__Problem requirements__: Your task is to reproduce the entries below word for word.

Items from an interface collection
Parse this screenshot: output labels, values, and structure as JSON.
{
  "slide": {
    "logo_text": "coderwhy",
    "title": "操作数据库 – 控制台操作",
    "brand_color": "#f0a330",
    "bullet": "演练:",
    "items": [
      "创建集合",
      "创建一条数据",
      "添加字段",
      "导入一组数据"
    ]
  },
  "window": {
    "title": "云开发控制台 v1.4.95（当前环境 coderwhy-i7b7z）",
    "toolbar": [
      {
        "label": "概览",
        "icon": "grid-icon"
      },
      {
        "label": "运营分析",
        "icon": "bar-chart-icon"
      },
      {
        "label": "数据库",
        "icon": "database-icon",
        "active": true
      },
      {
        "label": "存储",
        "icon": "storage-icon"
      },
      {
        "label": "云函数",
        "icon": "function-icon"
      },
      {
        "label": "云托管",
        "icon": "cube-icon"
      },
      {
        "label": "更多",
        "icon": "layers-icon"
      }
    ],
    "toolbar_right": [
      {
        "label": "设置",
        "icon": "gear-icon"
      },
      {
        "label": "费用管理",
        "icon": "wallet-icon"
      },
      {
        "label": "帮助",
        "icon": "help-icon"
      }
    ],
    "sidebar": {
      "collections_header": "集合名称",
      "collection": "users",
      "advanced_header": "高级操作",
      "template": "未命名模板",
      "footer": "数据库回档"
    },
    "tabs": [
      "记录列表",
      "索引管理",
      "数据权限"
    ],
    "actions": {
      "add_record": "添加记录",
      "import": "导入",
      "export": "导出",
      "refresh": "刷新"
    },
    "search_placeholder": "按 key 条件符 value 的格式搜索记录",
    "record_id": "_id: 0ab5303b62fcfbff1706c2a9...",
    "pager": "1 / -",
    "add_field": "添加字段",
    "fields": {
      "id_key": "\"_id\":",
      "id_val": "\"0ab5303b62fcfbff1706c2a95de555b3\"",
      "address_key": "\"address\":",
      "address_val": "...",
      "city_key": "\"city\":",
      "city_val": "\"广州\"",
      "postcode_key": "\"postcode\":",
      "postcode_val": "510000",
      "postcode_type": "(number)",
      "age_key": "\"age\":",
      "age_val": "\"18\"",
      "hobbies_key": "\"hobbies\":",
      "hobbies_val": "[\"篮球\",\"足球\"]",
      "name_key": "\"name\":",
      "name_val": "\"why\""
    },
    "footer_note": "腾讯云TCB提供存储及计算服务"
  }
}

__Exercise response__:
Parse this screenshot: output labels, values, and structure as JSON.
{
  "slide": {
    "logo_text": "coderwhy",
    "title": "操作数据库 – 控制台操作",
    "brand_color": "#f0a330",
    "bullet": "演练:",
    "items": [
      "创建集合",
      "创建一条数据",
      "添加字段",
      "导入一组数据"
    ]
  },
  "window": {
    "title": "云开发控制台 v1.4.95（当前环境 coderwhy-i7b7z）",
    "toolbar": [
      {
        "label": "概览",
        "icon": "grid-icon"
      },
      {
        "label": "运营分析",
        "icon": "bar-chart-icon"
      },
      {
        "label": "数据库",
        "icon": "database-icon",
        "active": true
      },
      {
        "label": "存储",
        "icon": "storage-icon"
      },
      {
        "label": "云函数",
        "icon": "function-icon"
      },
      {
        "label": "云托管",
        "icon": "cube-icon"
      },
      {
        "label": "更多",
        "icon": "layers-icon"
      }
    ],
    "toolbar_right": [
      {
        "label": "设置",
        "icon": "gear-icon"
      },
      {
        "label": "费用管理",
        "icon": "wallet-icon"
      },
      {
        "label": "帮助",
        "icon": "help-icon"
      }
    ],
    "sidebar": {
      "collections_header": "集合名称",
      "collection": "users",
      "advanced_header": "高级操作",
      "template": "未命名模板",
      "footer": "数据库回档"
    },
    "tabs": [
      "记录列表",
      "索引管理",
      "数据权限"
    ],
    "actions": {
      "add_record": "添加记录",
      "import": "导入",
      "export": "导出",
      "refresh": "刷新"
    },
    "search_placeholder": "按 key 条件符 value 的格式搜索记录",
    "record_id": "_id: 0ab5303b62fcfbff1706c2a9...",
    "pager": "1 / -",
    "add_field": "添加字段",
    "fields": {
      "id_key": "\"_id\":",
      "id_val": "\"0ab5303b62fcfbff1706c2a95de555b3\"",
      "address_key": "\"address\":",
      "address_val": "...",
      "city_key": "\"city\":",
      "city_val": "\"广州\"",
      "postcode_key": "\"postcode\":",
      "postcode_val": "510000",
      "postcode_type": "(number)",
      "age_key": "\"age\":",
      "age_val": "\"18\"",
      "hobbies_key": "\"hobbies\":",
      "hobbies_val": "[\"篮球\",\"足球\"]",
      "name_key": "\"name\":",
      "name_val": "\"why\""
    },
    "footer_note": "腾讯云TCB提供存储及计算服务"
  }
}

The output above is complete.